The list of examples of Islamophobia informing the Brexit debate and the general political climate in Britain since the 11 September attacks in 2001 that flipped everyone's world upside down, are legion. Suffice to say, however, that a lot of anti-Muslim rhetoric really found momentum on that fateful day and has been growing ever since. As Muslims increasingly became "the other", mocking them excessively was normalised.

A throwback to racist comedies

The BBC is making a mockery of Muslim stereotypes that far pre-date the appearance of IS; a group who only really manifested themselves on the international agenda and public consciousness in mid-2014 with their appalling crimes against Muslims, Christians, Yazidis and others in Iraq and Syria.

All the women are wearing black abayas, a full body covering, and are wearing the hijab and they also adopt comical versions of the stereotype of submissive and meek Muslim women.

Born and raised in the UK, I distinctly remember several racist and Islamophobic jokes that became popular well before IS even existed, and have been subjected to many of these slurs for most of my life.

The time to make jokes is not now, not when Muslims are already demonised, marginalised and fetishised enough

With regards to the black abayas, I have heard people refer to women who wear them as "Osama Bin Liners", in a crude play on the name of al-Qaeda founder Osama bin Laden. Muslim men wearing beards were (and still are) racially profiled, often insulted as terrorists and called "beardos" or "Taliban". 

"Real Housewives of ISIS" actually has much in common with the old British sitcom "Till Death Us Do Part" that ran in the 1960s and 70s. In that show, the lead characters held racist and intolerant views, and episodes frequently featured the use of terms such as "coons" to describe black characters and "Paki" to describe Asians, both obviously highly offensive and derogatory terms.

The fact that the show was a satire of the characters' clearly racist views did not do anything to reduce the great discomfort many viewers felt at racist stereotypes being displayed so openly and prominently on British television screens.

The BBC's latest foray into mocking the Muslim "other" will have an even worse impact than "Till Death Us Do Part", as its reach is far more pervasive thanks to the medium of the internet.

Shockingly, it even plumbs such moral depths as using images of bombed out Syria where almost half a million people, mostly Muslims, have been killed by a brutal dictatorship. How was this allowed to pass through the BBC's censors?

In any event, this latest stab at Muslims who are easy comedic targets, will be swallowed up by the neo-fascists mentioned earlier who have had their minds saturated by almost two decades worth of anti-Muslim bile whipped up by an irresponsible media.

The time to make jokes is not now, not when Muslims are already demonised, marginalised and fetishised enough.

When Muslims enjoy the social acceptance and parity that other segments of society enjoy, perhaps then we can discuss if such media productions are appropriate content.

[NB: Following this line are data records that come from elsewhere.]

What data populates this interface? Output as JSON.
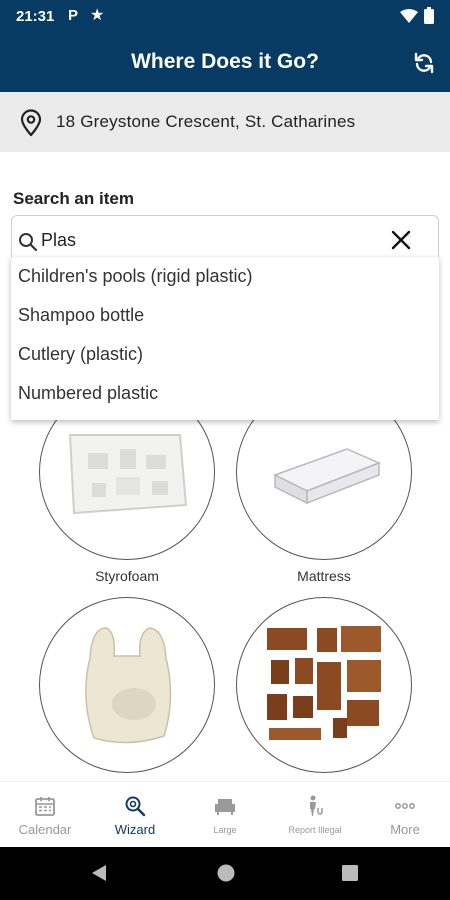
{
  "status_bar": {
    "time": "21:31",
    "p_glyph": "P",
    "icons": [
      "parking-icon",
      "star-icon",
      "wifi-icon",
      "battery-icon"
    ]
  },
  "app_bar": {
    "title": "Where Does it Go?",
    "icons": [
      "refresh-icon"
    ]
  },
  "address": {
    "text": "18 Greystone Crescent, St. Catharines",
    "icon": "location-pin-icon"
  },
  "search": {
    "label": "Search an item",
    "value": "Plas",
    "icons": [
      "search-icon",
      "close-icon"
    ]
  },
  "suggestions": [
    "Children's pools (rigid plastic)",
    "Shampoo bottle",
    "Cutlery (plastic)",
    "Numbered plastic"
  ],
  "tiles": [
    {
      "label": "Styrofoam",
      "image": "styrofoam-image"
    },
    {
      "label": "Mattress",
      "image": "mattress-image"
    },
    {
      "label": "",
      "image": "plastic-bag-image"
    },
    {
      "label": "",
      "image": "furniture-image"
    }
  ],
  "bottom_nav": [
    {
      "label": "Calendar",
      "icon": "calendar-icon",
      "active": false
    },
    {
      "label": "Wizard",
      "icon": "wizard-search-icon",
      "active": true
    },
    {
      "label": "Large",
      "icon": "couch-icon",
      "active": false
    },
    {
      "label": "Report Illegal",
      "icon": "report-person-icon",
      "active": false
    },
    {
      "label": "More",
      "icon": "more-dots-icon",
      "active": false
    }
  ],
  "system_nav": [
    "back-icon",
    "home-icon",
    "recents-icon"
  ],
  "colors": {
    "primary": "#073b63",
    "address_bg": "#ebebeb",
    "nav_inactive": "#999999",
    "nav_active": "#0d3c67"
  }
}
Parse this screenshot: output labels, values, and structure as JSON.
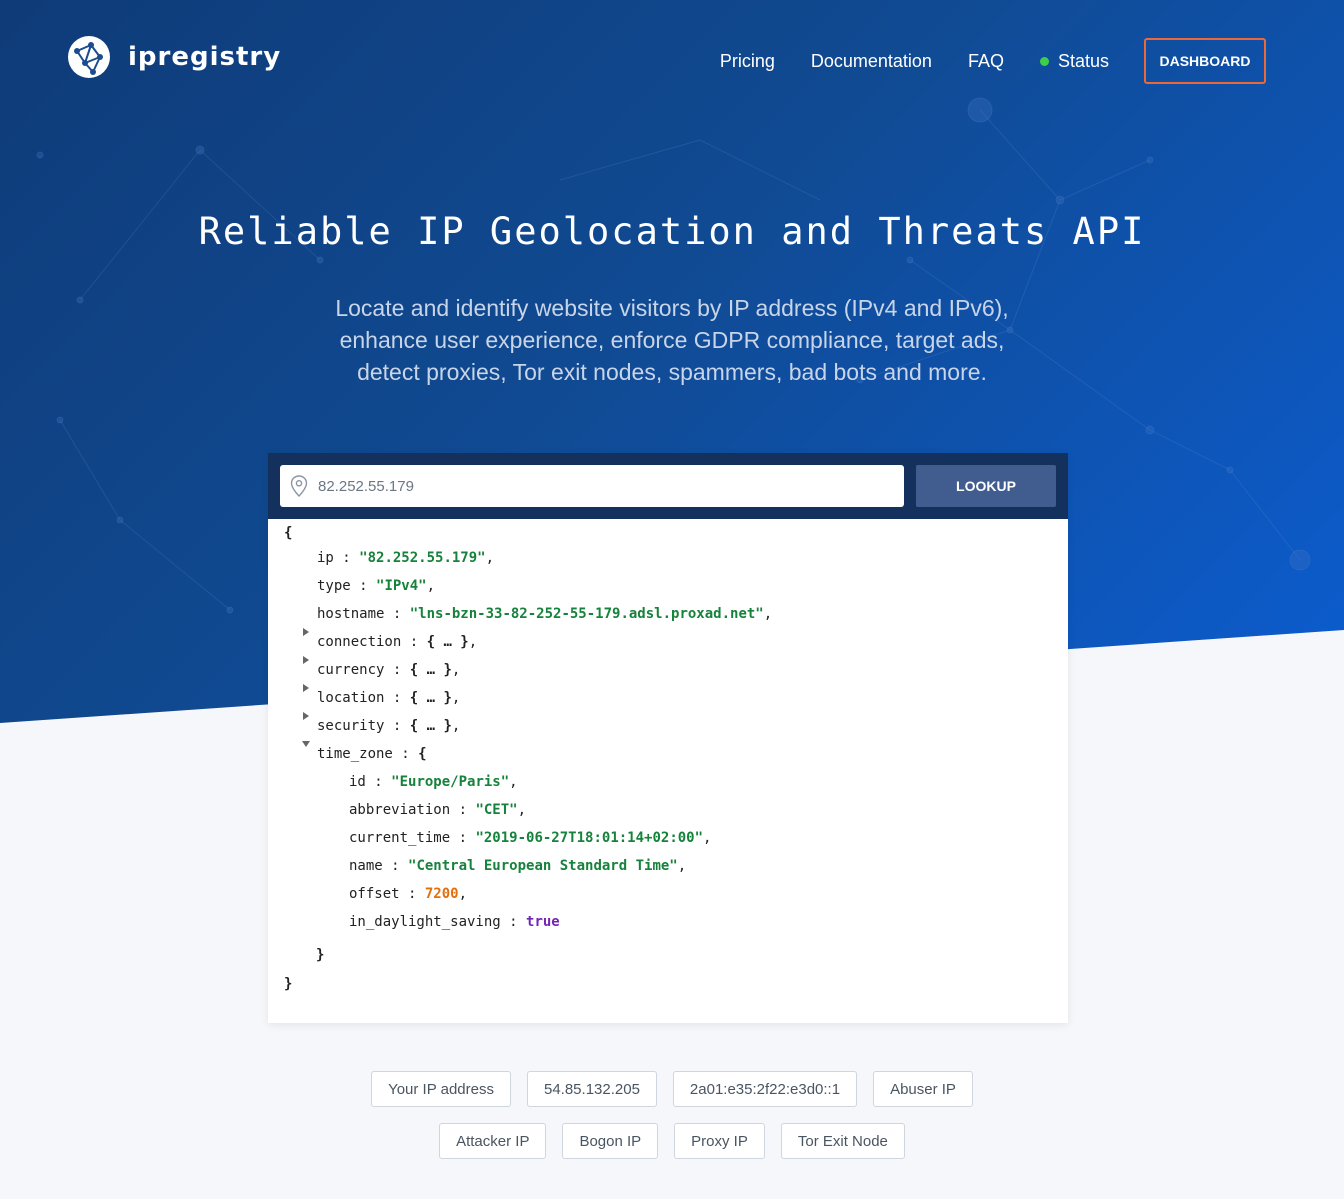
{
  "brand": {
    "name": "ipregistry"
  },
  "nav": {
    "pricing": "Pricing",
    "documentation": "Documentation",
    "faq": "FAQ",
    "status": "Status",
    "dashboard": "DASHBOARD"
  },
  "hero": {
    "title": "Reliable IP Geolocation and Threats API",
    "subtitle_lines": [
      "Locate and identify website visitors by IP address (IPv4 and IPv6),",
      "enhance user experience, enforce GDPR compliance, target ads,",
      "detect proxies, Tor exit nodes, spammers, bad bots and more."
    ]
  },
  "search": {
    "value": "82.252.55.179",
    "button": "LOOKUP"
  },
  "result": {
    "open": "{",
    "close": "}",
    "ip": {
      "key": "ip",
      "value": "\"82.252.55.179\""
    },
    "type": {
      "key": "type",
      "value": "\"IPv4\""
    },
    "hostname": {
      "key": "hostname",
      "value": "\"lns-bzn-33-82-252-55-179.adsl.proxad.net\""
    },
    "collapsed": [
      {
        "key": "connection",
        "value": "{ … }"
      },
      {
        "key": "currency",
        "value": "{ … }"
      },
      {
        "key": "location",
        "value": "{ … }"
      },
      {
        "key": "security",
        "value": "{ … }"
      }
    ],
    "time_zone": {
      "key": "time_zone",
      "open": "{",
      "close": "}",
      "fields": [
        {
          "key": "id",
          "value": "\"Europe/Paris\"",
          "kind": "str"
        },
        {
          "key": "abbreviation",
          "value": "\"CET\"",
          "kind": "str"
        },
        {
          "key": "current_time",
          "value": "\"2019-06-27T18:01:14+02:00\"",
          "kind": "str"
        },
        {
          "key": "name",
          "value": "\"Central European Standard Time\"",
          "kind": "str"
        },
        {
          "key": "offset",
          "value": "7200",
          "kind": "num"
        },
        {
          "key": "in_daylight_saving",
          "value": "true",
          "kind": "bool"
        }
      ]
    }
  },
  "quick_lookups": {
    "row1": [
      "Your IP address",
      "54.85.132.205",
      "2a01:e35:2f22:e3d0::1",
      "Abuser IP"
    ],
    "row2": [
      "Attacker IP",
      "Bogon IP",
      "Proxy IP",
      "Tor Exit Node"
    ]
  },
  "colors": {
    "accent": "#e8693a",
    "status_ok": "#3ecf4a",
    "json_string": "#16823b",
    "json_number": "#e36f0b",
    "json_boolean": "#7425b5"
  }
}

Tallha Abdulrazaq is a researcher at the University of Exeter's Strategy and Security Institute and winner of the 2015 Al Jazeera Young Researcher Award. His research focuses on Middle Eastern security and counter-terrorism issues. 

Follow him on Twitter: @thewarjournal

Opinions expressed in this article remain those of the author and do not necessarily represent those of The New Arab, its editorial board or staff.